Dataset:
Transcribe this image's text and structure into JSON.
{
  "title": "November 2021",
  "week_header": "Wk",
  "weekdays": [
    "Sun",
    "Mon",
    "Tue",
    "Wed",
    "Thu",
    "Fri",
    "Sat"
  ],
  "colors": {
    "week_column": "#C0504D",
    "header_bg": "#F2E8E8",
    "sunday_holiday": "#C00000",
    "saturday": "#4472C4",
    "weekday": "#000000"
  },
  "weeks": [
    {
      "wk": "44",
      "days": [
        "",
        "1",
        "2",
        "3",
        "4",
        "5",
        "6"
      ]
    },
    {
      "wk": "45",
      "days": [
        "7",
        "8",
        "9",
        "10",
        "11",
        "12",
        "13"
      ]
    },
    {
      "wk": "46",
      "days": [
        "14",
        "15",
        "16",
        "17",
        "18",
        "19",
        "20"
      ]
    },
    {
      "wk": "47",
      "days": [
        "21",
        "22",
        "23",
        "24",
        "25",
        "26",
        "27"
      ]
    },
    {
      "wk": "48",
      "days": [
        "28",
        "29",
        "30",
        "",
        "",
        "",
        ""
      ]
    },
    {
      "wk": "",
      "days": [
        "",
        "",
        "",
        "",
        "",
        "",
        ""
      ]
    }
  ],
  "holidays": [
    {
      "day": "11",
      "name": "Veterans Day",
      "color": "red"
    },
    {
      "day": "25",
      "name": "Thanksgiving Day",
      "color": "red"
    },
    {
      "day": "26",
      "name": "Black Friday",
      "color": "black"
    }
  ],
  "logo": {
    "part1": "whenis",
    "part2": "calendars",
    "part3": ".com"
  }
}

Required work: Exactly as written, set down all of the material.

Task solution:
Transcribe this image's text and structure into JSON.
{
  "title": "November 2021",
  "week_header": "Wk",
  "weekdays": [
    "Sun",
    "Mon",
    "Tue",
    "Wed",
    "Thu",
    "Fri",
    "Sat"
  ],
  "colors": {
    "week_column": "#C0504D",
    "header_bg": "#F2E8E8",
    "sunday_holiday": "#C00000",
    "saturday": "#4472C4",
    "weekday": "#000000"
  },
  "weeks": [
    {
      "wk": "44",
      "days": [
        "",
        "1",
        "2",
        "3",
        "4",
        "5",
        "6"
      ]
    },
    {
      "wk": "45",
      "days": [
        "7",
        "8",
        "9",
        "10",
        "11",
        "12",
        "13"
      ]
    },
    {
      "wk": "46",
      "days": [
        "14",
        "15",
        "16",
        "17",
        "18",
        "19",
        "20"
      ]
    },
    {
      "wk": "47",
      "days": [
        "21",
        "22",
        "23",
        "24",
        "25",
        "26",
        "27"
      ]
    },
    {
      "wk": "48",
      "days": [
        "28",
        "29",
        "30",
        "",
        "",
        "",
        ""
      ]
    },
    {
      "wk": "",
      "days": [
        "",
        "",
        "",
        "",
        "",
        "",
        ""
      ]
    }
  ],
  "holidays": [
    {
      "day": "11",
      "name": "Veterans Day",
      "color": "red"
    },
    {
      "day": "25",
      "name": "Thanksgiving Day",
      "color": "red"
    },
    {
      "day": "26",
      "name": "Black Friday",
      "color": "black"
    }
  ],
  "logo": {
    "part1": "whenis",
    "part2": "calendars",
    "part3": ".com"
  }
}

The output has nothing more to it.